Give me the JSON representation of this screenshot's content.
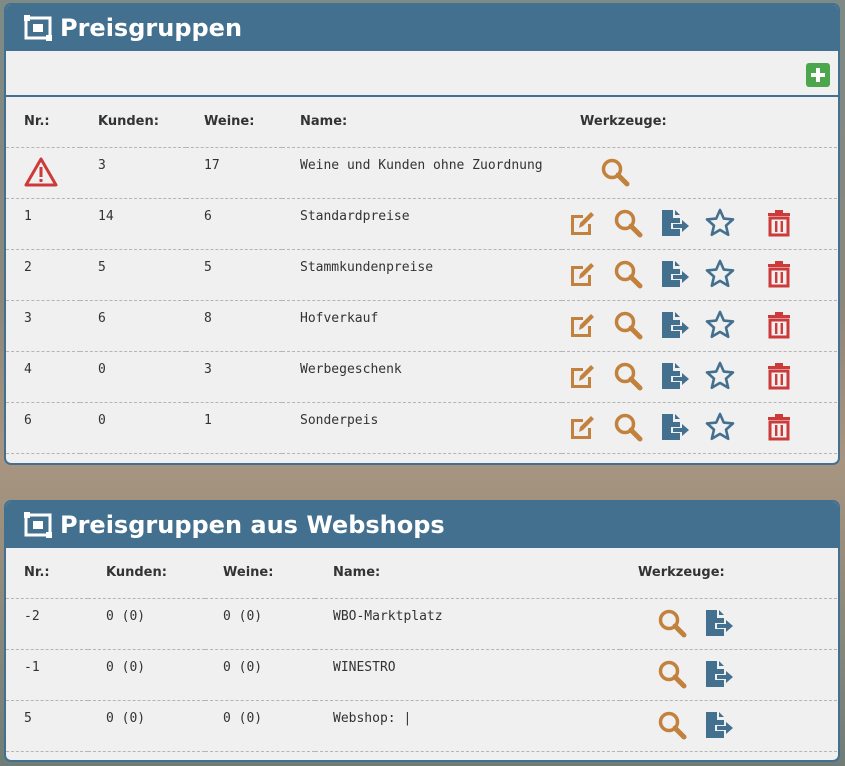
{
  "panel1": {
    "title": "Preisgruppen",
    "headers": {
      "nr": "Nr.:",
      "kunden": "Kunden:",
      "weine": "Weine:",
      "name": "Name:",
      "werkzeuge": "Werkzeuge:"
    },
    "rows": [
      {
        "nr": "",
        "kunden": "3",
        "weine": "17",
        "name": "Weine und Kunden ohne Zuordnung",
        "warning": true
      },
      {
        "nr": "1",
        "kunden": "14",
        "weine": "6",
        "name": "Standardpreise"
      },
      {
        "nr": "2",
        "kunden": "5",
        "weine": "5",
        "name": "Stammkundenpreise"
      },
      {
        "nr": "3",
        "kunden": "6",
        "weine": "8",
        "name": "Hofverkauf"
      },
      {
        "nr": "4",
        "kunden": "0",
        "weine": "3",
        "name": "Werbegeschenk"
      },
      {
        "nr": "6",
        "kunden": "0",
        "weine": "1",
        "name": "Sonderpeis"
      }
    ]
  },
  "panel2": {
    "title": "Preisgruppen aus Webshops",
    "headers": {
      "nr": "Nr.:",
      "kunden": "Kunden:",
      "weine": "Weine:",
      "name": "Name:",
      "werkzeuge": "Werkzeuge:"
    },
    "rows": [
      {
        "nr": "-2",
        "kunden": "0 (0)",
        "weine": "0 (0)",
        "name": "WBO-Marktplatz"
      },
      {
        "nr": "-1",
        "kunden": "0 (0)",
        "weine": "0 (0)",
        "name": "WINESTRO"
      },
      {
        "nr": "5",
        "kunden": "0 (0)",
        "weine": "0 (0)",
        "name": "Webshop: |"
      }
    ]
  },
  "icons": {
    "edit": "edit-icon",
    "search": "search-icon",
    "export": "export-file-icon",
    "star": "star-icon",
    "trash": "trash-icon",
    "warning": "warning-icon",
    "add": "plus-square-icon"
  },
  "colors": {
    "header": "#44708f",
    "gold": "#c2813c",
    "blue": "#44708f",
    "red": "#cc3a3a",
    "green": "#4ca64c"
  }
}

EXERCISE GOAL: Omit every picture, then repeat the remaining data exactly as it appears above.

ANSWER AREA:
Give me the JSON representation of this screenshot's content.
{
  "panel1": {
    "title": "Preisgruppen",
    "headers": {
      "nr": "Nr.:",
      "kunden": "Kunden:",
      "weine": "Weine:",
      "name": "Name:",
      "werkzeuge": "Werkzeuge:"
    },
    "rows": [
      {
        "nr": "",
        "kunden": "3",
        "weine": "17",
        "name": "Weine und Kunden ohne Zuordnung",
        "warning": true
      },
      {
        "nr": "1",
        "kunden": "14",
        "weine": "6",
        "name": "Standardpreise"
      },
      {
        "nr": "2",
        "kunden": "5",
        "weine": "5",
        "name": "Stammkundenpreise"
      },
      {
        "nr": "3",
        "kunden": "6",
        "weine": "8",
        "name": "Hofverkauf"
      },
      {
        "nr": "4",
        "kunden": "0",
        "weine": "3",
        "name": "Werbegeschenk"
      },
      {
        "nr": "6",
        "kunden": "0",
        "weine": "1",
        "name": "Sonderpeis"
      }
    ]
  },
  "panel2": {
    "title": "Preisgruppen aus Webshops",
    "headers": {
      "nr": "Nr.:",
      "kunden": "Kunden:",
      "weine": "Weine:",
      "name": "Name:",
      "werkzeuge": "Werkzeuge:"
    },
    "rows": [
      {
        "nr": "-2",
        "kunden": "0 (0)",
        "weine": "0 (0)",
        "name": "WBO-Marktplatz"
      },
      {
        "nr": "-1",
        "kunden": "0 (0)",
        "weine": "0 (0)",
        "name": "WINESTRO"
      },
      {
        "nr": "5",
        "kunden": "0 (0)",
        "weine": "0 (0)",
        "name": "Webshop: |"
      }
    ]
  },
  "icons": {
    "edit": "edit-icon",
    "search": "search-icon",
    "export": "export-file-icon",
    "star": "star-icon",
    "trash": "trash-icon",
    "warning": "warning-icon",
    "add": "plus-square-icon"
  },
  "colors": {
    "header": "#44708f",
    "gold": "#c2813c",
    "blue": "#44708f",
    "red": "#cc3a3a",
    "green": "#4ca64c"
  }
}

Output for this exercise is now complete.